    Perhaps the fact that modern cars contain and are heavily dependent on so many inter-related computer systems puts people off messing with them for fear of triggering unintended consequences. Personally, I find mechanical systems easier to understand and diagnose faults in than electronics.

  6. Julian Edgar said,

    on July 4th, 2008 at 7:24 am

    Most of the applications I am writing about for the new eLabtronics modules can be done on all cars, old or new.

    Re mechanical mods being easier, two things:

    (1) Very few mechanical mods of currentish cars aren’t associated in some way with electronic modification requirements, especially if best results are to be obtained.

    (2) Electronic mods often have a cost/benefit ratio 10 or more times better than achieving the same sort of thing mechanically.

    The (unmentioned) point of the cited series is that if you want to keep modifying cars, and do it cheaply by DIY means, you really have to get your head around some electronic concepts.

    The electronic mods I have done in the last few months on the Honda Insight (increased ignition timing, increased EGR, smoothing of throttle inputs) have cost under $10 total. Many of the mods I did on my Lexus LS400 (disabling traction control while still leaving stability control enabled, and increasing power steering weight) were also done electronically at nearly no cost. No mechanical mods could have come close to that!

    The Pug 307 diesel, which is my next project, I would expect to be done in a largely similar electronic way.

  7. Steve Antonio said,

    on October 18th, 2009 at 11:17 pm

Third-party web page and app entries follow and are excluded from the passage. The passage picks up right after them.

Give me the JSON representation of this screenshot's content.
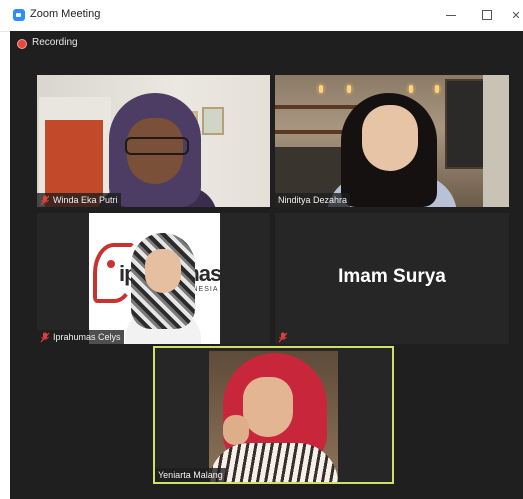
{
  "window": {
    "title": "Zoom Meeting",
    "minimize_icon": "minimize-icon",
    "maximize_icon": "maximize-icon",
    "close_icon": "close-icon"
  },
  "meeting": {
    "recording_label": "Recording",
    "active_speaker_color": "#cfe06a",
    "participants": [
      {
        "name": "Winda Eka Putri",
        "muted": true,
        "video": true
      },
      {
        "name": "Ninditya Dezahra",
        "muted": false,
        "video": true
      },
      {
        "name": "Iprahumas Celys",
        "muted": true,
        "video": true
      },
      {
        "name": "Imam Surya",
        "muted": true,
        "video": false
      },
      {
        "name": "Yeniarta Malang",
        "muted": false,
        "video": true,
        "active_speaker": true
      }
    ]
  },
  "logo": {
    "text": "iprahumas",
    "sub": "INDONESIA"
  }
}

    Julian, I’ve read both the above books and they are my car bibles. Sure not all the electronic kits that I have made have worked first time but after a few failures here and there they have all been great. The last thing I want is for your wonderful knowledge not to be passed on to us motor enthusiasts. Please keep up your good work. Remember that todays new cars are hasbeens tomorrow!
    Steve A.